A Facebook spokesperson promoted the company’s partnership with government experts, health officials and researchers to “take aggressive action against misinformation about COVID-19 and vaccines to protect public health.”
The spokesman boasted that Facebook had removed “more than 18 million COVID misinformation” and accounts that “repeatedly violated these rules”.
YouTube spokeswoman Elena Hernandez said the video-sharing platform was removing content that violates its COVID-19 misinformation guidelines, downgrading “borderline videos” and exposing “highlighted” authoritative content about COVID-19.
A Twitter spokesperson said the platform would “continue to take enforcement action on content that violates our guidelines on misleading information about COVID-19” and improve efforts to “collect credible, reliable health information.”
Asked at a press conference in the White House on Friday whether she thinks Facebook’s answer is “sufficient”, press secretary Jen PsakiJen PsakiBiden’s silence on filibuster strains strains Democrats’ patience Sunday shows preview: Feds slam social media over COVID-19 misinformation “Shadow State”: Comprehensive Corporate Governance to Escape Constitutional Boundaries said: “Definitely not.”
“We’re talking about additional steps that should be taken,” said Psaki.
“We are faced with a life-threatening question and everyone must help ensure that there is accurate information.

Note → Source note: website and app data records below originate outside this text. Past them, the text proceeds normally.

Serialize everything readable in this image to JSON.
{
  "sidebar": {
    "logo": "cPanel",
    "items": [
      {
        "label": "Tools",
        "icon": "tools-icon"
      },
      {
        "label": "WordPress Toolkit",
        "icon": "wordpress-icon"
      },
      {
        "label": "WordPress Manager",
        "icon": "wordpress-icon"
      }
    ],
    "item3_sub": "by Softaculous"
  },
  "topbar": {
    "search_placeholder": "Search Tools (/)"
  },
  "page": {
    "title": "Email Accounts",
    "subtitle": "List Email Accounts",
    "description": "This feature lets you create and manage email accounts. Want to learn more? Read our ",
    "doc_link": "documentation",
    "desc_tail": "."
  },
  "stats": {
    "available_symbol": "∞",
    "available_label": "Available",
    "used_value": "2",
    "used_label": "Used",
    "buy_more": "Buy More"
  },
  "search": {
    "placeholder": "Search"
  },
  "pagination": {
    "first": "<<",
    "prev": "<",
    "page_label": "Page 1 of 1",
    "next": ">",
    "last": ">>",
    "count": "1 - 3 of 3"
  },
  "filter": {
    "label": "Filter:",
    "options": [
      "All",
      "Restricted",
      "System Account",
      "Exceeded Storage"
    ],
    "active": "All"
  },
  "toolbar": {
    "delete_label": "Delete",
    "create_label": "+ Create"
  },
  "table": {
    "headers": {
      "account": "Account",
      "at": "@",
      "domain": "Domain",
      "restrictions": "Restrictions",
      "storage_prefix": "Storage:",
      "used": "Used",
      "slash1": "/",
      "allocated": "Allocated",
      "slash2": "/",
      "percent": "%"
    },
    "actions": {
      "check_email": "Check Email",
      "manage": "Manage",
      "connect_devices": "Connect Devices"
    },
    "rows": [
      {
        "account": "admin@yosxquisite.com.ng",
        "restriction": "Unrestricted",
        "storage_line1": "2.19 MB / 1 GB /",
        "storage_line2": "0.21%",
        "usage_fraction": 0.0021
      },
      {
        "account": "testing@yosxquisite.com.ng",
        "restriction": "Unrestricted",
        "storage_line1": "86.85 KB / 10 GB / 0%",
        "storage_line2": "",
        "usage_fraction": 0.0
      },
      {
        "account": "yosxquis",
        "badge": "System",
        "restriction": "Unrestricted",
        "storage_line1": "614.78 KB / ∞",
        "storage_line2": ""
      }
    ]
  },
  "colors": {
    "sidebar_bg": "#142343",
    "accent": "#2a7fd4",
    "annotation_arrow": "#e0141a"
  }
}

Obviously, these are steps they took. You are a private company. They will make decisions about further steps to take. It is clear that more can be taken, ”she added.
The recommendation of the general surgeon underscores the deep divide in the moderation of digital content.

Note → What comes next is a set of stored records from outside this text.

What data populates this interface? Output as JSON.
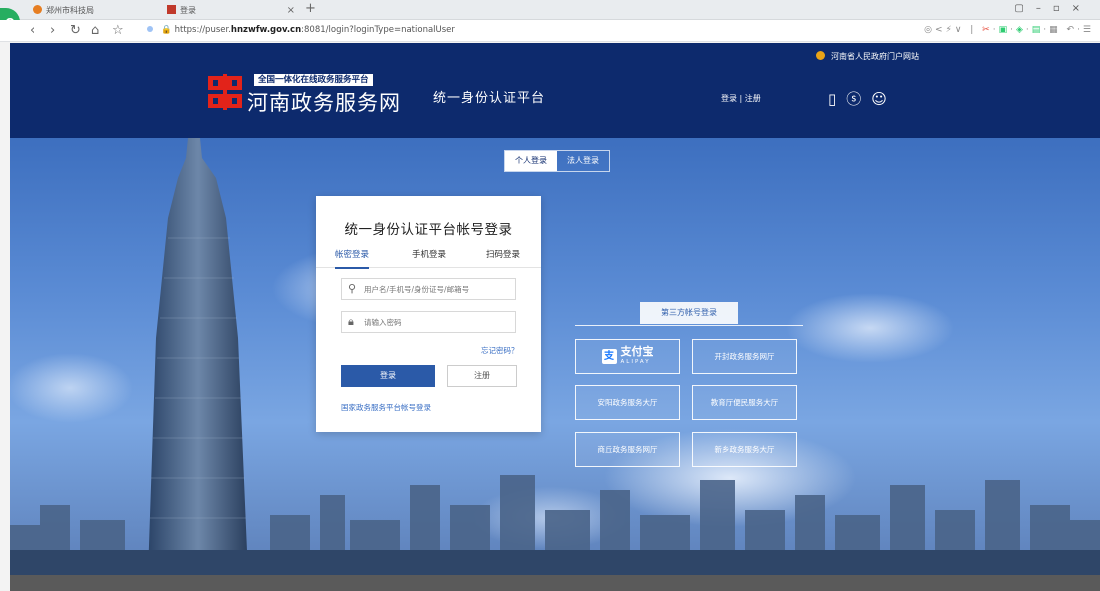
{
  "browser": {
    "tabs": [
      {
        "title": "郑州市科技局"
      },
      {
        "title": "登录"
      }
    ],
    "url_prefix": "https://puser.",
    "url_host": "hnzwfw.gov.cn",
    "url_suffix": ":8081/login?loginType=nationalUser"
  },
  "header": {
    "portal_link": "河南省人民政府门户网站",
    "logo_badge": "全国一体化在线政务服务平台",
    "logo_name": "河南政务服务网",
    "platform_title": "统一身份认证平台",
    "login_links": "登录 | 注册"
  },
  "login_type": {
    "personal": "个人登录",
    "legal": "法人登录"
  },
  "card": {
    "title": "统一身份认证平台帐号登录",
    "tabs": [
      "帐密登录",
      "手机登录",
      "扫码登录"
    ],
    "username_placeholder": "用户名/手机号/身份证号/邮箱号",
    "password_placeholder": "请输入密码",
    "forgot": "忘记密码？",
    "login_btn": "登录",
    "register_btn": "注册",
    "national_link": "国家政务服务平台帐号登录"
  },
  "third_party": {
    "title": "第三方帐号登录",
    "alipay": "支付宝",
    "alipay_sub": "ALIPAY",
    "buttons": [
      "开封政务服务网厅",
      "安阳政务服务大厅",
      "教育厅便民服务大厅",
      "商丘政务服务网厅",
      "新乡政务服务大厅"
    ]
  }
}
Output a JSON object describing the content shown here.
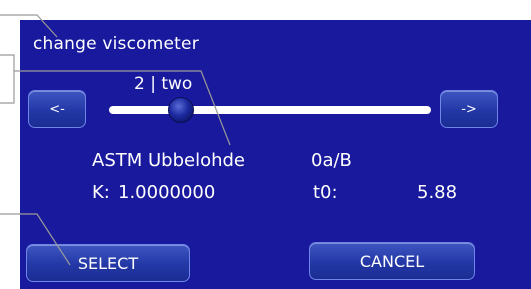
{
  "screen": {
    "title": "change viscometer",
    "slider_value": "2 | two",
    "prev_label": "<-",
    "next_label": "->",
    "viscometer_type": "ASTM Ubbelohde",
    "viscometer_size": "0a/B",
    "k_label": "K:",
    "k_value": "1.0000000",
    "t0_label": "t0:",
    "t0_value": "5.88",
    "select_label": "SELECT",
    "cancel_label": "CANCEL"
  },
  "colors": {
    "screen_background": "#19199d",
    "button": "#2338a6",
    "text": "#ffffff"
  }
}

Democrats in Congress have urged social media platforms to take stronger action to combat misinformation online, arguing that companies are not taking enough stand against false claims. Leading figures in this batch, like Sens. Amy KlobucharAmy KlobucharSunday Previews: Feds Hit Social Media Over COVID-19 Misinformation About Tech Executives Increased Political Donations, While Lobbying Urged Klobuchar and Stacey Abrams to Unite at MORE Voting Event (D-Minn.) And Mark WarnerMark Robert WarnerSanders seeks a chance to put his stamp on the government Democrats face huge hurdles despite promising start The Hill’s Morning Report – Presented by Goldman Sachs – Schumer sets deadline for bipartisan infrastructure plan MORE (D-Va.), Cheered the counselor.
Meanwhile, prominent Republicans continue their efforts to tackle misinformation on the Internet.

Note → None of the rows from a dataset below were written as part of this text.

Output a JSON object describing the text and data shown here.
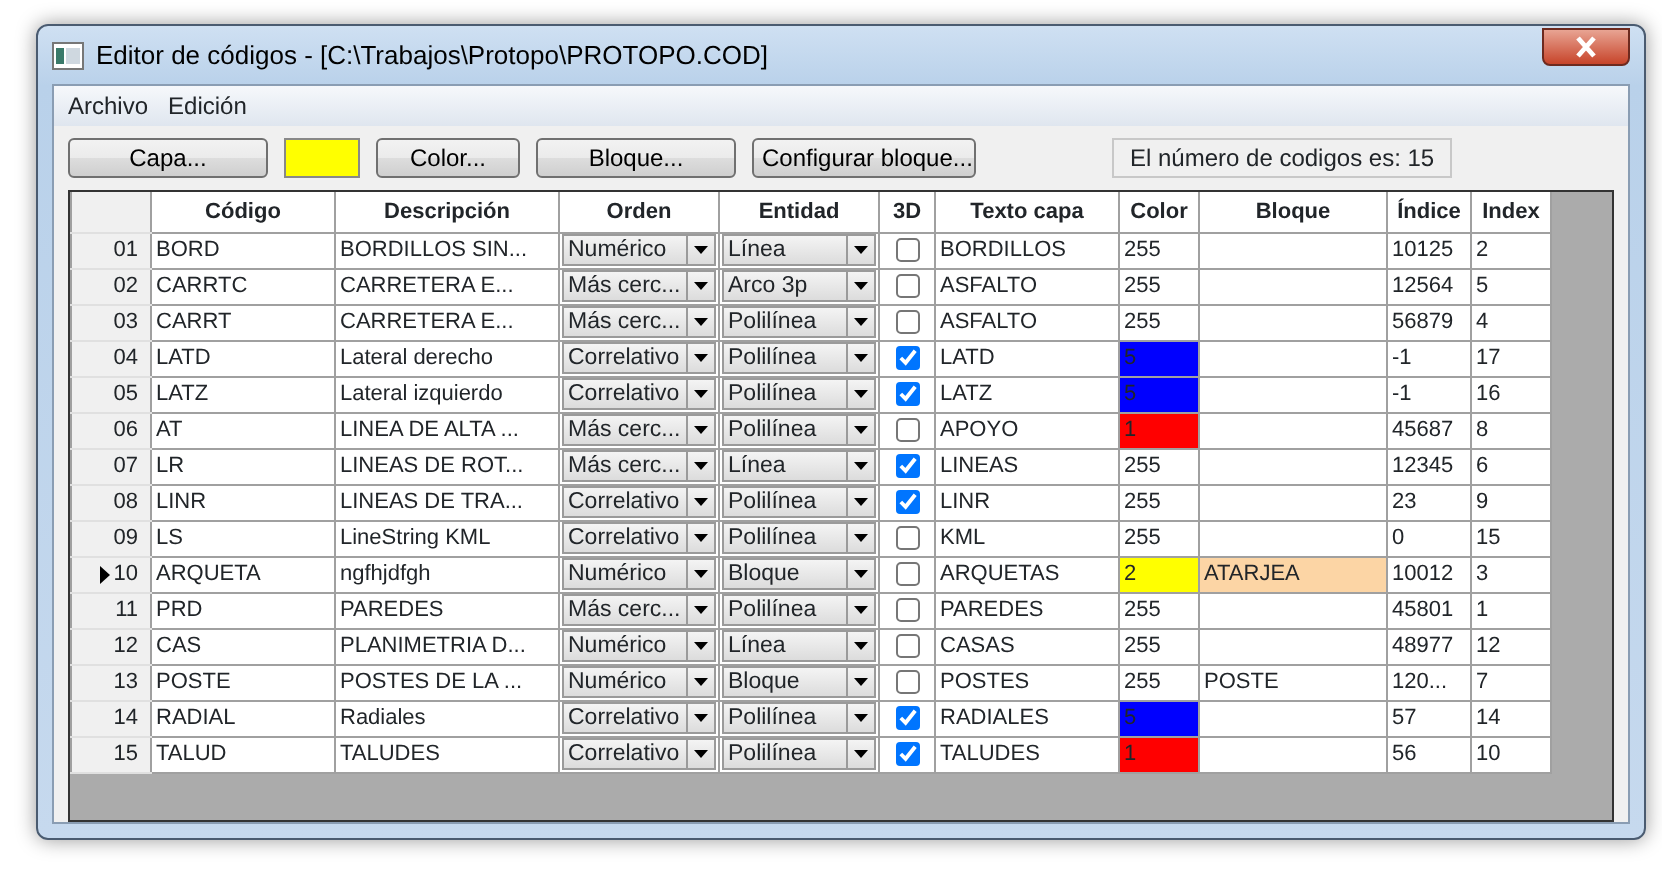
{
  "window": {
    "title": "Editor de códigos - [C:\\Trabajos\\Protopo\\PROTOPO.COD]"
  },
  "menu": [
    "Archivo",
    "Edición"
  ],
  "toolbar": {
    "buttons": [
      "Capa...",
      "Color...",
      "Bloque...",
      "Configurar bloque..."
    ],
    "color": "#ffff00",
    "status": "El número de codigos es: 15"
  },
  "table": {
    "columns": [
      "Código",
      "Descripción",
      "Orden",
      "Entidad",
      "3D",
      "Texto capa",
      "Color",
      "Bloque",
      "Índice",
      "Index"
    ],
    "rows": [
      {
        "number": "01",
        "codigo": "BORD",
        "descripcion": "BORDILLOS SIN...",
        "orden": "Numérico",
        "entidad": "Línea",
        "three_d": false,
        "texto_capa": "BORDILLOS",
        "color_value": "255",
        "bloque": "",
        "indice": "10125",
        "index": "2",
        "current": false
      },
      {
        "number": "02",
        "codigo": "CARRTC",
        "descripcion": "CARRETERA E...",
        "orden": "Más cerc...",
        "entidad": "Arco 3p",
        "three_d": false,
        "texto_capa": "ASFALTO",
        "color_value": "255",
        "bloque": "",
        "indice": "12564",
        "index": "5",
        "current": false
      },
      {
        "number": "03",
        "codigo": "CARRT",
        "descripcion": "CARRETERA E...",
        "orden": "Más cerc...",
        "entidad": "Polilínea",
        "three_d": false,
        "texto_capa": "ASFALTO",
        "color_value": "255",
        "bloque": "",
        "indice": "56879",
        "index": "4",
        "current": false
      },
      {
        "number": "04",
        "codigo": "LATD",
        "descripcion": "Lateral derecho",
        "orden": "Correlativo",
        "entidad": "Polilínea",
        "three_d": true,
        "texto_capa": "LATD",
        "color_value": "5",
        "color": "#0000ff",
        "bloque": "",
        "indice": "-1",
        "index": "17",
        "current": false
      },
      {
        "number": "05",
        "codigo": "LATZ",
        "descripcion": "Lateral izquierdo",
        "orden": "Correlativo",
        "entidad": "Polilínea",
        "three_d": true,
        "texto_capa": "LATZ",
        "color_value": "5",
        "color": "#0000ff",
        "bloque": "",
        "indice": "-1",
        "index": "16",
        "current": false
      },
      {
        "number": "06",
        "codigo": "AT",
        "descripcion": "LINEA DE ALTA ...",
        "orden": "Más cerc...",
        "entidad": "Polilínea",
        "three_d": false,
        "texto_capa": "APOYO",
        "color_value": "1",
        "color": "#ff0000",
        "bloque": "",
        "indice": "45687",
        "index": "8",
        "current": false
      },
      {
        "number": "07",
        "codigo": "LR",
        "descripcion": "LINEAS DE ROT...",
        "orden": "Más cerc...",
        "entidad": "Línea",
        "three_d": true,
        "texto_capa": "LINEAS",
        "color_value": "255",
        "bloque": "",
        "indice": "12345",
        "index": "6",
        "current": false
      },
      {
        "number": "08",
        "codigo": "LINR",
        "descripcion": "LINEAS DE TRA...",
        "orden": "Correlativo",
        "entidad": "Polilínea",
        "three_d": true,
        "texto_capa": "LINR",
        "color_value": "255",
        "bloque": "",
        "indice": "23",
        "index": "9",
        "current": false
      },
      {
        "number": "09",
        "codigo": "LS",
        "descripcion": "LineString KML",
        "orden": "Correlativo",
        "entidad": "Polilínea",
        "three_d": false,
        "texto_capa": "KML",
        "color_value": "255",
        "bloque": "",
        "indice": "0",
        "index": "15",
        "current": false
      },
      {
        "number": "10",
        "codigo": "ARQUETA",
        "descripcion": "ngfhjdfgh",
        "orden": "Numérico",
        "entidad": "Bloque",
        "three_d": false,
        "texto_capa": "ARQUETAS",
        "color_value": "2",
        "color": "#ffff00",
        "bloque": "ATARJEA",
        "indice": "10012",
        "index": "3",
        "current": true
      },
      {
        "number": "11",
        "codigo": "PRD",
        "descripcion": "PAREDES",
        "orden": "Más cerc...",
        "entidad": "Polilínea",
        "three_d": false,
        "texto_capa": "PAREDES",
        "color_value": "255",
        "bloque": "",
        "indice": "45801",
        "index": "1",
        "current": false
      },
      {
        "number": "12",
        "codigo": "CAS",
        "descripcion": "PLANIMETRIA D...",
        "orden": "Numérico",
        "entidad": "Línea",
        "three_d": false,
        "texto_capa": "CASAS",
        "color_value": "255",
        "bloque": "",
        "indice": "48977",
        "index": "12",
        "current": false
      },
      {
        "number": "13",
        "codigo": "POSTE",
        "descripcion": "POSTES DE LA ...",
        "orden": "Numérico",
        "entidad": "Bloque",
        "three_d": false,
        "texto_capa": "POSTES",
        "color_value": "255",
        "bloque": "POSTE",
        "indice": "120...",
        "index": "7",
        "current": false
      },
      {
        "number": "14",
        "codigo": "RADIAL",
        "descripcion": "Radiales",
        "orden": "Correlativo",
        "entidad": "Polilínea",
        "three_d": true,
        "texto_capa": "RADIALES",
        "color_value": "5",
        "color": "#0000ff",
        "bloque": "",
        "indice": "57",
        "index": "14",
        "current": false
      },
      {
        "number": "15",
        "codigo": "TALUD",
        "descripcion": "TALUDES",
        "orden": "Correlativo",
        "entidad": "Polilínea",
        "three_d": true,
        "texto_capa": "TALUDES",
        "color_value": "1",
        "color": "#ff0000",
        "bloque": "",
        "indice": "56",
        "index": "10",
        "current": false
      }
    ]
  }
}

The Trump administration’s coronavirus test tsar Brett Giroir compared Murthy’s recommendations for platforms to combat misinformation with “government censorship”.
“The state censorship of alternative views (even if they are wrong) will lead to more distrust of the government and more concern about vaccines, not less.” Giroir tweeted.
His remarks Echo claims congressional Republicans rose up against the platforms, stating that they censor content with an anti-conservative bias. However, there was no evidence to support the allegations.
Addressing censorship allegations is described as a top priority on platforms posted by leading GOP members of the House of Representatives on the Justice and Energy and Trade Committees
Given the political polarization, it is unclear how big the impact counseling will be in fighting online disinformation, said Saif Shahin, assistant professor at the American University’s School of Communications.
“People believe in disinformation because it fits into their style of larger narratives about the world and about society and America. So there is also a significant need for disinformation. People who are willing to believe certain things about others, whether they are true or not, ”he said.
Even if mainstream platforms could be wiped off the false claims, new alternative platforms would fill the void, he added.
“There will always be a new parler,” he said, referring to the app that gained popularity during the elections for its practical content moderation approach. “Or some other social media app that doesn’t.”